The Open UniversitySkip to content

How do students engage with computer-based assessments: impact of study breaks on intertemporal engagement and pass rates

Nguyen, Quan; Thorne, Sam and Rienties, Bart (2018). How do students engage with computer-based assessments: impact of study breaks on intertemporal engagement and pass rates. Behaviormetrika, 45(2) pp. 597–614.

Full text available as:
PDF (Version of Record) - Requires a PDF viewer such as GSview, Xpdf or Adobe Acrobat Reader
Download (794kB) | Preview
DOI (Digital Object Identifier) Link:
Google Scholar: Look up in Google Scholar

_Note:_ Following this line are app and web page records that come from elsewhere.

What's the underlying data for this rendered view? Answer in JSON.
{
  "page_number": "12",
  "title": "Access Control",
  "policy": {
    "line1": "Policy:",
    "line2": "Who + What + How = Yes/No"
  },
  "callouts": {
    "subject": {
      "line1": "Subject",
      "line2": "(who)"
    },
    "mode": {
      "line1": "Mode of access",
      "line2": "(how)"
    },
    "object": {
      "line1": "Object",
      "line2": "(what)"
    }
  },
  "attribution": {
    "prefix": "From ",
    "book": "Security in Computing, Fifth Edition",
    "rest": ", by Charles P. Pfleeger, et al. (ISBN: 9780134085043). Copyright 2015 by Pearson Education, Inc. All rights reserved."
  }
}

Study breaks and exam revision weeks are increasingly embedded in learning design under the assumption that students would make use of this time to catch up with their study or prepare for upcoming assessment tasks. However, there remains a paucity of empirical evidence to evaluate to what extent the implementation of study breaks, preparation and exam revision weeks impact students’ engagement and academic performance. By applying learning analytics in a Computer-Based Assessment (CBA) setting, this study investigates how study break weeks and assessment preparation weeks impacted the odds of passing a module using a mixed effect logistic regression on 123,916 undergraduate students in 205 modules over several semesters from 2015-2017 at the Open University. Furthermore, we investigated the intertemporal characteristics of student engagement during preparation weeks for a final assessment in an Introductory Business course over three semesters. A mixed-effect logistic regression was used to model behavioural engagement of 3,385 students on the VLE (i.e. click counts) over three semesters during the assessment preparation weeks. Our findings indicated a positive association between study breaks and the odds of passing a course, while there was no statistically significant effect in relation to the number of assessment preparation and revision weeks. Analysis of behavioural engagement on the VLE suggested that there was a higher proportion of passed students remained active during preparation and exam revision weeks compared to failed students. Compared to the pass group, the fail group also exhibited a stronger pattern of procrastination. This study offers new insights that could help institution management and course designer to evaluate the efficacy of using of study breaks and exam preparation weeks to improve student retention.

Item Type: Journal Item
Copyright Holders: 2018 The Authors
ISSN: 1349-6964
Keywords: Computer-Based Assessment; Engagement; Temporality; Learning Analytics; Academic performance
Academic Unit/School: Institute of Educational Technology (IET)
Other Departments > Strategy Office
Other Departments
Research Group: Centre for Research in Education and Educational Technology (CREET)
Item ID: 55977
Depositing User: Bart Rienties
Date Deposited: 01 Aug 2018 13:34
Last Modified: 27 Feb 2020 06:35
Share this page:


Altmetrics from Altmetric

Citations from Dimensions

Download history for this item

These details should be considered as only a guide to the number of downloads performed manually. Algorithmic methods have been applied in an attempt to remove automated downloads from the displayed statistics but no guarantee can be made as to the accuracy of the figures.

Actions (login may be required)

Policies | Disclaimer

© The Open University   contact the OU